▶ [TASK STATEMENT]: As the answer, give a copy of each line below that includes the word "going".

▶ [SUPPLIED MATERIAL]:
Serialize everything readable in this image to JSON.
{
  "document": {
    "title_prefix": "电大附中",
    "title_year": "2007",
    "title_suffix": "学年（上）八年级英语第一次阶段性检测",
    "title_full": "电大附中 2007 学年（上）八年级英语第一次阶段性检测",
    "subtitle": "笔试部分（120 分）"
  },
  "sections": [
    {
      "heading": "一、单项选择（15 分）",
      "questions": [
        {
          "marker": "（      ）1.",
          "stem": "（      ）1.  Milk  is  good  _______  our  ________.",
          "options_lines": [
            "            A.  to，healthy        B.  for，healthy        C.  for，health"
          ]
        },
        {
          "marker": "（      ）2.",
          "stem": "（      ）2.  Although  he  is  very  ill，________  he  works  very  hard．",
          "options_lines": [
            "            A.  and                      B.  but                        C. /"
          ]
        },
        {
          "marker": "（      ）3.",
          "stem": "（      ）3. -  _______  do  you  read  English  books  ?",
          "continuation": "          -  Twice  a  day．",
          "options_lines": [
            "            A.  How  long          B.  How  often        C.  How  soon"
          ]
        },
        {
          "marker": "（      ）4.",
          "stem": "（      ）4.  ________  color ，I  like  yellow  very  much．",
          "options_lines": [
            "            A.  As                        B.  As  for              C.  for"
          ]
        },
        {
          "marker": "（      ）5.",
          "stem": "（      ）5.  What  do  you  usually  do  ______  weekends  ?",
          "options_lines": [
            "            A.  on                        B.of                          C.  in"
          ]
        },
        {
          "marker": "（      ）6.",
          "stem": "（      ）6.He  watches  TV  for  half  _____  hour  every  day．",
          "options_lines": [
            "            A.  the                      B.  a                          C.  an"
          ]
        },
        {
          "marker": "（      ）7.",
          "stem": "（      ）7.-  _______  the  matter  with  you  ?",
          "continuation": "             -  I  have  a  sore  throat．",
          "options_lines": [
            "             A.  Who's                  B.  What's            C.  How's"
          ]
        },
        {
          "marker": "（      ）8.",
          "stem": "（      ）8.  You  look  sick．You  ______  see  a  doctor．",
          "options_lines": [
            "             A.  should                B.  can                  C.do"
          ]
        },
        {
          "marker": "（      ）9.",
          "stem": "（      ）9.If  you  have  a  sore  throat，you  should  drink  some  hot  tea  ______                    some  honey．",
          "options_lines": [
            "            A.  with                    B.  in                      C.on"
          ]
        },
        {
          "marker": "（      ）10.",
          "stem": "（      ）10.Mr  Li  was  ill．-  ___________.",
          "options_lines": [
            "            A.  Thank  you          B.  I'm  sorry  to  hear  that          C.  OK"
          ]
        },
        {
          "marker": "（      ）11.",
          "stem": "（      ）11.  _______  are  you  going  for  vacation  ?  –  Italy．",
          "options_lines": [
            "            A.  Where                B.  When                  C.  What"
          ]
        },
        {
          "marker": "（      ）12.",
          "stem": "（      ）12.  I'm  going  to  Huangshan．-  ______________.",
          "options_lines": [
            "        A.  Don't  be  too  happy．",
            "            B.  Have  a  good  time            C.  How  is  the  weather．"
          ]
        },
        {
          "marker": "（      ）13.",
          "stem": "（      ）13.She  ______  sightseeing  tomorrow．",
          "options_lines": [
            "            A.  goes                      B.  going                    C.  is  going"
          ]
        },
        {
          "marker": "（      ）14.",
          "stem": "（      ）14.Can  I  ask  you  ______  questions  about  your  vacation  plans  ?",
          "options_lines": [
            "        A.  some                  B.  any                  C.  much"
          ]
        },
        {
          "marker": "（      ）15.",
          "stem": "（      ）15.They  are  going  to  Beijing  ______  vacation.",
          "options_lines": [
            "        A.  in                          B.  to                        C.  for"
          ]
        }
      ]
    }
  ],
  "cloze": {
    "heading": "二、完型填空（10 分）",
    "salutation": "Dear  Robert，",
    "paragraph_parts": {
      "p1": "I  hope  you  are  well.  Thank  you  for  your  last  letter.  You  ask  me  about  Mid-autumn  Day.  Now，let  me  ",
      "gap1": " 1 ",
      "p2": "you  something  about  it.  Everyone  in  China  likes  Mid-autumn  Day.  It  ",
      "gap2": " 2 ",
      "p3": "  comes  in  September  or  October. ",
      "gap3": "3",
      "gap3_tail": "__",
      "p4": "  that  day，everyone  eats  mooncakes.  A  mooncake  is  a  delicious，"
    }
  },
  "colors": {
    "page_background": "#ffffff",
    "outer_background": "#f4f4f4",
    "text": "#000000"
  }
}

▶ [ANSWER SECTION]:
          "stem": "（      ）11.  _______  are  you  going  for  vacation  ?  –  Italy．",
          "stem": "（      ）12.  I'm  going  to  Huangshan．-  ______________.",
            "            A.  goes                      B.  going                    C.  is  going"
          "stem": "（      ）15.They  are  going  to  Beijing  ______  vacation.",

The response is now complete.